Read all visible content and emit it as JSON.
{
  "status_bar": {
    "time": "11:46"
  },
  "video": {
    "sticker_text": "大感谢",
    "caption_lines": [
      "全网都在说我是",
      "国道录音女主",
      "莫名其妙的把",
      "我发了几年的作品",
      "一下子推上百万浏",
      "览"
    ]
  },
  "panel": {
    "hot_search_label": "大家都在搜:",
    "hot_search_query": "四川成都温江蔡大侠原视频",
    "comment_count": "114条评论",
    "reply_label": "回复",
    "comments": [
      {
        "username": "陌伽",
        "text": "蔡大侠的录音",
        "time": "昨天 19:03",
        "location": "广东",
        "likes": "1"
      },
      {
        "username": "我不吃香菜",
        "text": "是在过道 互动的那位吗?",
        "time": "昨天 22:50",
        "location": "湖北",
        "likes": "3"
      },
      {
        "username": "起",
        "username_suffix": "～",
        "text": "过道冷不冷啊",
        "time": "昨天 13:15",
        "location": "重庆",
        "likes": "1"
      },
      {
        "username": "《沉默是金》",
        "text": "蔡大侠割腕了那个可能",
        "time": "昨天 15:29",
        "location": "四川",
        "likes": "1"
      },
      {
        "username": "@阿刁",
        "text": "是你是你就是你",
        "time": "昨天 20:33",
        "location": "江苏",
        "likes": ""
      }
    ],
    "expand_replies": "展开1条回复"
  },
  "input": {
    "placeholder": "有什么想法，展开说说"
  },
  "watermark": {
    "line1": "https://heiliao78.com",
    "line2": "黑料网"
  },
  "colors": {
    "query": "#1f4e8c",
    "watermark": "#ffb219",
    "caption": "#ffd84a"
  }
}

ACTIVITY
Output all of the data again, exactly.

EXERCISE OUTPUT
Read all visible content and emit it as JSON.
{
  "status_bar": {
    "time": "11:46"
  },
  "video": {
    "sticker_text": "大感谢",
    "caption_lines": [
      "全网都在说我是",
      "国道录音女主",
      "莫名其妙的把",
      "我发了几年的作品",
      "一下子推上百万浏",
      "览"
    ]
  },
  "panel": {
    "hot_search_label": "大家都在搜:",
    "hot_search_query": "四川成都温江蔡大侠原视频",
    "comment_count": "114条评论",
    "reply_label": "回复",
    "comments": [
      {
        "username": "陌伽",
        "text": "蔡大侠的录音",
        "time": "昨天 19:03",
        "location": "广东",
        "likes": "1"
      },
      {
        "username": "我不吃香菜",
        "text": "是在过道 互动的那位吗?",
        "time": "昨天 22:50",
        "location": "湖北",
        "likes": "3"
      },
      {
        "username": "起",
        "username_suffix": "～",
        "text": "过道冷不冷啊",
        "time": "昨天 13:15",
        "location": "重庆",
        "likes": "1"
      },
      {
        "username": "《沉默是金》",
        "text": "蔡大侠割腕了那个可能",
        "time": "昨天 15:29",
        "location": "四川",
        "likes": "1"
      },
      {
        "username": "@阿刁",
        "text": "是你是你就是你",
        "time": "昨天 20:33",
        "location": "江苏",
        "likes": ""
      }
    ],
    "expand_replies": "展开1条回复"
  },
  "input": {
    "placeholder": "有什么想法，展开说说"
  },
  "watermark": {
    "line1": "https://heiliao78.com",
    "line2": "黑料网"
  },
  "colors": {
    "query": "#1f4e8c",
    "watermark": "#ffb219",
    "caption": "#ffd84a"
  }
}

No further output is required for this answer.